In the second part of this talk, we focus on some ongoing works which explore different strategies to mitigate these issues. Firstly, we discuss the approximate (but efficient) computation of higher order moments of some "nice" positive measure (whose density wrt Lebesque measure is holonomic). To compute recurrences for such moments, we use multivariate holonomic functions and creative telescoping. Secondly, we attempt to approximately reconstruct the support of the initial collision-prone states in a two-objects long-term encounter, by extending a method of J.B. Lasserre and M. Putinar which makes clever use of Stokes theorem.

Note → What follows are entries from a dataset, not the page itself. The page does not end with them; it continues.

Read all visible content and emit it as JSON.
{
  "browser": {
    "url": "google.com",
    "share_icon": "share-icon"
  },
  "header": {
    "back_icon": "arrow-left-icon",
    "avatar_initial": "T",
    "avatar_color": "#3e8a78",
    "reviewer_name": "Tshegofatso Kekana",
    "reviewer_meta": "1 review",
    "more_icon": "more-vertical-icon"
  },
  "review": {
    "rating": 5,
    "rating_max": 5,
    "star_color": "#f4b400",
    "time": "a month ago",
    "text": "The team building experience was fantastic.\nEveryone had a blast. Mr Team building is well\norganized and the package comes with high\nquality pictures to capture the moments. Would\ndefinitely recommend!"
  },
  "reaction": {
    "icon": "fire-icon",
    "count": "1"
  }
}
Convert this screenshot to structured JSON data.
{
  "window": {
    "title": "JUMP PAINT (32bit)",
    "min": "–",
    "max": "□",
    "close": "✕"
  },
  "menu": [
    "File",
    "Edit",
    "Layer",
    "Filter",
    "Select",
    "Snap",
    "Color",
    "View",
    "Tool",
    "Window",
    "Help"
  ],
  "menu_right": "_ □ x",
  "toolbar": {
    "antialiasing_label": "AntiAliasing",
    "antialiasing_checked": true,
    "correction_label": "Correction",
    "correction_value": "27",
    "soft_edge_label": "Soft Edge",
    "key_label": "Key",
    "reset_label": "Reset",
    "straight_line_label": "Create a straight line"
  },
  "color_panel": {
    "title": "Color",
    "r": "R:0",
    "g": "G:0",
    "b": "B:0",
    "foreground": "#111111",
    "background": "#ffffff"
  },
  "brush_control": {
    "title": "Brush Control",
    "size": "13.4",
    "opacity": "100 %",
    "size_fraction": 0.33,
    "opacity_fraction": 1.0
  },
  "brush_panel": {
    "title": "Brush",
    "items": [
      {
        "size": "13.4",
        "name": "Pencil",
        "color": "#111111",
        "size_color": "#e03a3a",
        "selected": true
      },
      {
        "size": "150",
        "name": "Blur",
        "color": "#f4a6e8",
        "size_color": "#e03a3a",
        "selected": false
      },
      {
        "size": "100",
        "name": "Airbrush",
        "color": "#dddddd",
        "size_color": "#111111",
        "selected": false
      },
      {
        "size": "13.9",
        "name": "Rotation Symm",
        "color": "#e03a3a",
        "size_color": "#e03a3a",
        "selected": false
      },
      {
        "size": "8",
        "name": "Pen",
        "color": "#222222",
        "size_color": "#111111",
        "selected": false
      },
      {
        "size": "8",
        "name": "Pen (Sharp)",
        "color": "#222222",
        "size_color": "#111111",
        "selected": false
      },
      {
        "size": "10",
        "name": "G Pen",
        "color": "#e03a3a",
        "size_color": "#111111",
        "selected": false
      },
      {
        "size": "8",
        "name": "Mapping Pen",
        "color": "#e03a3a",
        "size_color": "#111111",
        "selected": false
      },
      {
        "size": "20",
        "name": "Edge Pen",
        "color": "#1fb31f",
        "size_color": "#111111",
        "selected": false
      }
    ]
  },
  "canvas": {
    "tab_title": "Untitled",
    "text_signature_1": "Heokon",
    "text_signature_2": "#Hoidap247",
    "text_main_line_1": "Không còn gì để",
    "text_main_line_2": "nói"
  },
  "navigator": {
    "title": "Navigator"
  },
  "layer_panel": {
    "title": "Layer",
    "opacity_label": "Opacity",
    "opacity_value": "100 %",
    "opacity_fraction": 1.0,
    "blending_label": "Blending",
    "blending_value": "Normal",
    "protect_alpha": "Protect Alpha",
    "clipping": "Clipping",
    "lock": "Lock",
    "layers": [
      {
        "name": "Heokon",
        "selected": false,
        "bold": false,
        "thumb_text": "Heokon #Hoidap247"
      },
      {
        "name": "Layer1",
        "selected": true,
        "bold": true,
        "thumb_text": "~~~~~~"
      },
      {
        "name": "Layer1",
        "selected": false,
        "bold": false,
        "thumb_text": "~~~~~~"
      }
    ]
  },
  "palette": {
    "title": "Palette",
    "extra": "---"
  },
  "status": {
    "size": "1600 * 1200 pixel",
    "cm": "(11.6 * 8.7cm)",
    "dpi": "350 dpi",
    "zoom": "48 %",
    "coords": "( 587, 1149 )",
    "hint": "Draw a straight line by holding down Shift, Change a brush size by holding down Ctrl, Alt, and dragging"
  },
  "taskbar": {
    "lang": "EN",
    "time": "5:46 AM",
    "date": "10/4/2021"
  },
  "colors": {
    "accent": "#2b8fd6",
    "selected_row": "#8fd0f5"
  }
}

Given a finite number of numerically computed moments for a measure with holonomic density, and assuming a real algebraic boundary for the support, we discuss a preliminary result on an algorithmic method for obtaining the coefficients of a polynomial vanishing on this boundary.

This is joint work with F. Bréhard, D. Gueho, J-B. Lasserre, A. Rondepierre and in collaboration with CNES.

Florent Bréhard, A computer-assisted proof for a new lower bound on H(4) in Hilbert's sixteenth problem

We provide a computer-assisted proof for a new lower bound on H(4) in the Hilbert 16th problem, that is the maximum number of limit cycles that can occur in a polynomial planar vector field of degree 4. Indeed, we exhibit a quartic vector field for which we rigorously prove the existence of at least 24 limit cycles. Hilbert's 16th problem is part of Hilbert's famous list of 23 problems presented in 1900 at the International Congress of Mathematicians in Paris. The second part of this problem asks whether there exists, for each natural integer n, a finite upper bound H(n) on the number of limit cycles a polynomial planar vector field of degree n can have. For now, a proof of this conjecture seems out of reach, even for n = 2. A simpler version of this problem restricts the investigation to perturbed Hamiltonian systems. The upper bound Z(n) for such systems of degree n was proved to be finite for all n. A key ingredient is the Poincaré-Pontryagin theorem that relates the number of limit cycles with the number of zeros of so-called Abelian integrals along the level curves of the potential function associated to the Hamiltonian system.

The quartic system we investigate is not Hamiltonian but still integrable, so that the Poincaré-Pontryagin theorem still applies. Our work consists in approximating the Abelian integral associated to each monomial of the perturbation (as function of the energy level of the potential function), adjusting the coefficients to maximize the number of zeros of the resulting linear combination, and finally computing rigorous enclosures of the integral at various points to certify the number of sign changes. For that purpose, we use Rigorous Polynomial Approximations [1,2,3] via our free C library available here [4], which allows us to perform rigorous and efficient evaluations of the Abelian integral.

A formalization of this result in Coq is in progress, in order to avoid possible implementation errors that may lead to a wrong result. This is a joint work with Nicolas Brisebarre and Warwick Tucker.